Eva and Addie started out the same way as everyone else—two souls woven together in one body, taking turns controlling their movements as they learned how to walk, how to sing, how to dance. But as they grew, so did the worried whispers. Why aren’t they settling? Why isn’t one of them fading? The doctors ran tests, the neighbors shied away, and their parents begged for more time. Finally Addie was pronounced healthy and Eva was declared gone. Except, she wasn’t . . .
For the past three years, Eva has clung to the remnants of her life. Only Addie knows she’s still there, trapped inside their body. Then one day, they discover there may be a way for Eva to move again. The risks are unimaginable-hybrids are considered a threat to society, so if they are caught, Addie and Eva will be locked away with the others. And yet . . . for a chance to smile, to twirl, to speak, Eva will do anything. (Synopsis taken from Goodreads)
I had low expectations for this book.
That sounds horrible to say, doesn’t it? But I thought it would be another cliched dystopian with a sort of cool concept that fell flat. I also completely expected Addie and Eva to have the same personality; not so.
Eva is our main narrator, and she’s the soul that “faded”, so to speak. She’s the one that’s supposed to be gone, leaving only Addie in what has always been their body, a body that they shared, both in mind and in control. Addie can hear Eva’s thoughts and vice versa, and, despite sharing a body, they are quite clearly different people.
I spent the whole book feeling bad for Eva; you can tell she wants so badly for it to be like it used to be, where she and Addie shared control, for it to be their body again, not just Addie’s. But Eva isn’t even supposed to exist anymore; she was supposed to have faded away long ago.

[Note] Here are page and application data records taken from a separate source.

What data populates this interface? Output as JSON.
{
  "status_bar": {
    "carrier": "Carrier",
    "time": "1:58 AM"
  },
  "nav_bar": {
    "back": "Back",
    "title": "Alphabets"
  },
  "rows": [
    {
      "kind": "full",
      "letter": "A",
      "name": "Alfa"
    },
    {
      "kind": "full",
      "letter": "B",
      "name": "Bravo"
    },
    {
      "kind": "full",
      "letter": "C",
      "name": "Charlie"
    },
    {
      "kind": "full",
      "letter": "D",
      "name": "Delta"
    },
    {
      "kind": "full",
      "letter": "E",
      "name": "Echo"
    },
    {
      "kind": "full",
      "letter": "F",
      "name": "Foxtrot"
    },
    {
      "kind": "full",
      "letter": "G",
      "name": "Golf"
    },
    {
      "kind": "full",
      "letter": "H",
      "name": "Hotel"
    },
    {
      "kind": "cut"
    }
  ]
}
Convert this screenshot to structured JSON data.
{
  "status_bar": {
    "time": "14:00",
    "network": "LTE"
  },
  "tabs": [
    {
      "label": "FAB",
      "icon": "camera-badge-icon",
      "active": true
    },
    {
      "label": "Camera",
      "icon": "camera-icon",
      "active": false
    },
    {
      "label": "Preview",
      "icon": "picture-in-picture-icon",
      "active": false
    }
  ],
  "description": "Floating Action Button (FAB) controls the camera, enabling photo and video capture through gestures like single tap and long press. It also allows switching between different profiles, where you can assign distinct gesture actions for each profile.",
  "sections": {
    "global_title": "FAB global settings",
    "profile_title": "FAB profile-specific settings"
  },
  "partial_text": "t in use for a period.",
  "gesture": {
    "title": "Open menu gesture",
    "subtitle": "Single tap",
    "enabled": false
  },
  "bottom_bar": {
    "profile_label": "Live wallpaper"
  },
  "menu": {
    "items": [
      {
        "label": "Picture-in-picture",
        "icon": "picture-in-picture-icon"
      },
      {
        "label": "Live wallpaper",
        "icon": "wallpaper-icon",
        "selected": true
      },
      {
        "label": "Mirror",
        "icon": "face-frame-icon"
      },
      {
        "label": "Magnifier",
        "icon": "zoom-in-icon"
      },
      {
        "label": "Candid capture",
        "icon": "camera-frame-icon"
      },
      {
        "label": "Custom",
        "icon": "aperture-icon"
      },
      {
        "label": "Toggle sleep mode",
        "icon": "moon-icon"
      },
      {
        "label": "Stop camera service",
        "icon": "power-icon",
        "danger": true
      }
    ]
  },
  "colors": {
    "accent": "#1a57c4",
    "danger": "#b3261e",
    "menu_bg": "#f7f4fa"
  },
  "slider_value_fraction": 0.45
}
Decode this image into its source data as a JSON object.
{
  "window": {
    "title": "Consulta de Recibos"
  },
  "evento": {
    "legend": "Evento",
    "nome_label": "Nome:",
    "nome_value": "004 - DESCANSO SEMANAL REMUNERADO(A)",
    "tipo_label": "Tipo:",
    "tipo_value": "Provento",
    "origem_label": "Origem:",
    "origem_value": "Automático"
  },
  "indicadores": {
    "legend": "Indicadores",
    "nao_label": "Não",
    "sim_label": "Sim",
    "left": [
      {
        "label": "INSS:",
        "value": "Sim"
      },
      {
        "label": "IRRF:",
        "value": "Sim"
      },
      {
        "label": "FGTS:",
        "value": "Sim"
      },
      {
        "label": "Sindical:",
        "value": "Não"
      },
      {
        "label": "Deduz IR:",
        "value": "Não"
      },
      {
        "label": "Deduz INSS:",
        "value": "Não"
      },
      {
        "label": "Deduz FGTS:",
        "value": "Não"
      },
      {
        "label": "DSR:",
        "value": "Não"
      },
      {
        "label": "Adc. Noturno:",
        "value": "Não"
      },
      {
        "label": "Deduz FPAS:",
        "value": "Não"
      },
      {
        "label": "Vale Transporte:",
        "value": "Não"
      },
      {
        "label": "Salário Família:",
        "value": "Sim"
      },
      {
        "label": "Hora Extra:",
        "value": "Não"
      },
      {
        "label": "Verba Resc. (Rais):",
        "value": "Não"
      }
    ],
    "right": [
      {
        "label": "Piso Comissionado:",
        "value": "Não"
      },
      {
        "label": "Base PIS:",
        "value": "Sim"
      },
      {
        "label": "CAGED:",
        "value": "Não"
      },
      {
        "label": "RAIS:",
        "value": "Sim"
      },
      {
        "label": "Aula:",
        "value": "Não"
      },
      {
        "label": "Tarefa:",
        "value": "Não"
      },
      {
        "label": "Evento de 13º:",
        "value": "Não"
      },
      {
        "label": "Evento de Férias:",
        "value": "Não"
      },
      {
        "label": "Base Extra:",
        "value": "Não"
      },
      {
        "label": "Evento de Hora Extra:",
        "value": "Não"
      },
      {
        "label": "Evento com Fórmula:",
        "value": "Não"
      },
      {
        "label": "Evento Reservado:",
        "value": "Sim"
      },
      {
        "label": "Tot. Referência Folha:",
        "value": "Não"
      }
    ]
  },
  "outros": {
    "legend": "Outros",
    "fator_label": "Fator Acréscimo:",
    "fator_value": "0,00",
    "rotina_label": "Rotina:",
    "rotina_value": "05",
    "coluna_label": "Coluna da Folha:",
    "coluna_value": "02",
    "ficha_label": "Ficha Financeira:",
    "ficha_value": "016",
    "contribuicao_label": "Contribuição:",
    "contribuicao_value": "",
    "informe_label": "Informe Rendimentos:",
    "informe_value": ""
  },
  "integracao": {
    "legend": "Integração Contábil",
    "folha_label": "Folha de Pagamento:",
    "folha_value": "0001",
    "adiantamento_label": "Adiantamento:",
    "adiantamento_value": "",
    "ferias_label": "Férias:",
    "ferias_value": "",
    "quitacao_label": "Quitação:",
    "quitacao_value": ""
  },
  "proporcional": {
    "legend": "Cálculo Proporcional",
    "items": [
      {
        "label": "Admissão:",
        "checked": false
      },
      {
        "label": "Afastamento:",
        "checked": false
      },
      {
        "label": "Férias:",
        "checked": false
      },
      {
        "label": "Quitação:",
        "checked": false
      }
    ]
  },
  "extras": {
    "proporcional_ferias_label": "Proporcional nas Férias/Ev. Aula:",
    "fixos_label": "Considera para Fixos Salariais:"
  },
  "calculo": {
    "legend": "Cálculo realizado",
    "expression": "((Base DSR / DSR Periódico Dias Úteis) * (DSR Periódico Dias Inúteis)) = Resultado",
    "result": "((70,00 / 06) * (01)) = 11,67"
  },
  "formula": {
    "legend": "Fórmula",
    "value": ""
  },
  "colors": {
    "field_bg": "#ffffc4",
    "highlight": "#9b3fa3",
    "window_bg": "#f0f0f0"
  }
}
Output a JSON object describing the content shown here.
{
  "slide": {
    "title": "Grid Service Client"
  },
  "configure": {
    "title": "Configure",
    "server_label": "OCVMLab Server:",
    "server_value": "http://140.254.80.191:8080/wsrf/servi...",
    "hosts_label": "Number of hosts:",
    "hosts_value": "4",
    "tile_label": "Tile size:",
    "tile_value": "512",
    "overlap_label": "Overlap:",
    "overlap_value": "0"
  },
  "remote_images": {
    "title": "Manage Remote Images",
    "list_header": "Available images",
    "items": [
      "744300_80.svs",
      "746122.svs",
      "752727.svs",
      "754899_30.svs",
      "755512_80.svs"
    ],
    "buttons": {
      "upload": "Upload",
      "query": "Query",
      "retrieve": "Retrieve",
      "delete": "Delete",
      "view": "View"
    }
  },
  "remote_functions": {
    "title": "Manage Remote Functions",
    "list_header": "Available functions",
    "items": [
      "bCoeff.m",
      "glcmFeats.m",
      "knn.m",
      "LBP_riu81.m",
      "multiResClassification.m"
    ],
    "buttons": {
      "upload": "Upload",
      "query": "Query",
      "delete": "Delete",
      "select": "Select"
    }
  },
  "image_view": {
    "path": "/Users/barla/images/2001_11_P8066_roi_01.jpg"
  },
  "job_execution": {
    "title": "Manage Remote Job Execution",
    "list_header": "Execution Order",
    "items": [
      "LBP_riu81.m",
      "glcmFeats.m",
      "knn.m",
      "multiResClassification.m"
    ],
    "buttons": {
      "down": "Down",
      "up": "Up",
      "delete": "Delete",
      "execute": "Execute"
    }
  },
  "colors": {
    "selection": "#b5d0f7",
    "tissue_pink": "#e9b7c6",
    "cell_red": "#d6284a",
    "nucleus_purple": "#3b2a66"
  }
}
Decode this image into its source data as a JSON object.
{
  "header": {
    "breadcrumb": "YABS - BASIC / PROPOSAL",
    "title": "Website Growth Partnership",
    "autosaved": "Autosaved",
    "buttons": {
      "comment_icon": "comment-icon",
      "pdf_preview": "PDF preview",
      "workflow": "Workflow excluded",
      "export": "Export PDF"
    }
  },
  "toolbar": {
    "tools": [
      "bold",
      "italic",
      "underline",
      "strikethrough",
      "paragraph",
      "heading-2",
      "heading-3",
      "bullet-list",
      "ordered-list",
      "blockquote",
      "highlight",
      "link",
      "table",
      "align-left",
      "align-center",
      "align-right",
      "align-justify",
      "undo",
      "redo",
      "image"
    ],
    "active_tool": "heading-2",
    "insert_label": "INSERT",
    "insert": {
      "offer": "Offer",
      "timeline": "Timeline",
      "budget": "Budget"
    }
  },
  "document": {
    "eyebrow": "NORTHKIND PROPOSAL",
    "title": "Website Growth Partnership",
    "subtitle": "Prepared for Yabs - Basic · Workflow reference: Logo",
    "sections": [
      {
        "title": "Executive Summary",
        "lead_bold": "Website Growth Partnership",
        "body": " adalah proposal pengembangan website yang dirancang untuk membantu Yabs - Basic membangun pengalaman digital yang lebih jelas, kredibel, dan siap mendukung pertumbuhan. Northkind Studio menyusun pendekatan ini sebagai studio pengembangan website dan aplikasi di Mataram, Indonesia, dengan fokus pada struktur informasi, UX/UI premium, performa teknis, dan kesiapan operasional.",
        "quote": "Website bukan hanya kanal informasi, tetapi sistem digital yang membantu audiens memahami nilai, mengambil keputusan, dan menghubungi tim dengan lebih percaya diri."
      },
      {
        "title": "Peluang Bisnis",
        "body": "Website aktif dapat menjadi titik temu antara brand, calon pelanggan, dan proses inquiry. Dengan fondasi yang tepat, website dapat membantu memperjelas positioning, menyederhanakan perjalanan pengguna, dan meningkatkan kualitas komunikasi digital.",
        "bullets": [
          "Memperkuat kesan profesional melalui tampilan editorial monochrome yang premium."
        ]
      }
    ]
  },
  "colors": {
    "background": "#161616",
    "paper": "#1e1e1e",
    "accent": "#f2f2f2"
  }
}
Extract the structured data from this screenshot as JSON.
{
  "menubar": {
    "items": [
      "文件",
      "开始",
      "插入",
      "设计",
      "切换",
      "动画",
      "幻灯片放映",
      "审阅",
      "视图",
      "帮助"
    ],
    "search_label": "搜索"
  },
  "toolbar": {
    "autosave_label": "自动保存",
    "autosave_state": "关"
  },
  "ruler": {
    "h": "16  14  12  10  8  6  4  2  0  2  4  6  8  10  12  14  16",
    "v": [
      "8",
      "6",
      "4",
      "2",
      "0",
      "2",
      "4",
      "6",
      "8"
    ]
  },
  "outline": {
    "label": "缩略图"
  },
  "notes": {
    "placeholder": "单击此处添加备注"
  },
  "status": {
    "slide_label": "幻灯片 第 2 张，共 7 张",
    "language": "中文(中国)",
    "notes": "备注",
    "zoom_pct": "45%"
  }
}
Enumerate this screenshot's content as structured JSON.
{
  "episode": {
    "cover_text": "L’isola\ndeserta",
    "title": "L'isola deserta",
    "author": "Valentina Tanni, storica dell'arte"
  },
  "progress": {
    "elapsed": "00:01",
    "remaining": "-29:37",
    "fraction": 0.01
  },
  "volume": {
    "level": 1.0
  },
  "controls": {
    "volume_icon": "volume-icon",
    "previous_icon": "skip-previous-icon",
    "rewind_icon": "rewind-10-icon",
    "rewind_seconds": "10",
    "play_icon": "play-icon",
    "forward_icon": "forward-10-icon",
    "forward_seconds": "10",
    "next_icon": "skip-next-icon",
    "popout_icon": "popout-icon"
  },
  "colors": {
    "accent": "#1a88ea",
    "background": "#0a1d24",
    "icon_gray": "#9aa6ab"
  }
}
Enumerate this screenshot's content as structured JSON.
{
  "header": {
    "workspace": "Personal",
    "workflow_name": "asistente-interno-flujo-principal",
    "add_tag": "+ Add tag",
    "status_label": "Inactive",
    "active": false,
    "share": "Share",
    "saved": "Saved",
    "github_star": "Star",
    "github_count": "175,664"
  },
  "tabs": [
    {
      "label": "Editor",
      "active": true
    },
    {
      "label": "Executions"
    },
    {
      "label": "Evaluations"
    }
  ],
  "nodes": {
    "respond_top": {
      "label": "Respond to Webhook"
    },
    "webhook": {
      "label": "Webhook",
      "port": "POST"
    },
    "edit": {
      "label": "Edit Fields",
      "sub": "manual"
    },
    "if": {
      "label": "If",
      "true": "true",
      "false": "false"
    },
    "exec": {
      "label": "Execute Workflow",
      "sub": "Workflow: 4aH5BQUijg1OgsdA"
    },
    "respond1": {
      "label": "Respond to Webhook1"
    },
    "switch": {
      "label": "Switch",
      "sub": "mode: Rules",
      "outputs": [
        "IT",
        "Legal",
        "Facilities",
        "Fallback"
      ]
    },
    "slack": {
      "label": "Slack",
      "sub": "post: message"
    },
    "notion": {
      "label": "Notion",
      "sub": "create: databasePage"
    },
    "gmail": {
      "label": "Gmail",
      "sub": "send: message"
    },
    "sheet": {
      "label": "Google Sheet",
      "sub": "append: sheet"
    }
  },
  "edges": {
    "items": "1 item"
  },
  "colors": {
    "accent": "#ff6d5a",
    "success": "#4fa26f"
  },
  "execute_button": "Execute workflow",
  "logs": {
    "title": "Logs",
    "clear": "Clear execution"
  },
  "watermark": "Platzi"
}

And while Addie is selfish at times, you can see that the sisters have a deep emotional attachment. In one scene, it’s said that Addie loves to do artwork, and was so good at it that she won awards. But she had to stop, because normally most kids “settle” at ten, but Eva and Addie didn’t until they were twelve. They need as little attention on them as possible, even if that means Addie all but giving up something that she loves.
The one thing that’s stopping me from giving this a five-star review has to do with the hybrids. Why are they considered such a threat to society? It was never explained, only said that they were. There were a few mentions of a hybrid war, but other than that, nothing else. Maybe it will be explained in one of the other books.
I am in one of those slumps right now where I have nothing to read despite having a huge TBR pile (that gets bigger every time I go on Epic Reads). I need to either go to A) the library, or B) Barnes and Noble within the next few days or I might just go crazy.
I’m also hungry, and I can’t stop thinking about this chicken-caeser wrap that I had a few weeks ago up at my Grandma’s. It was good, and now I want it again.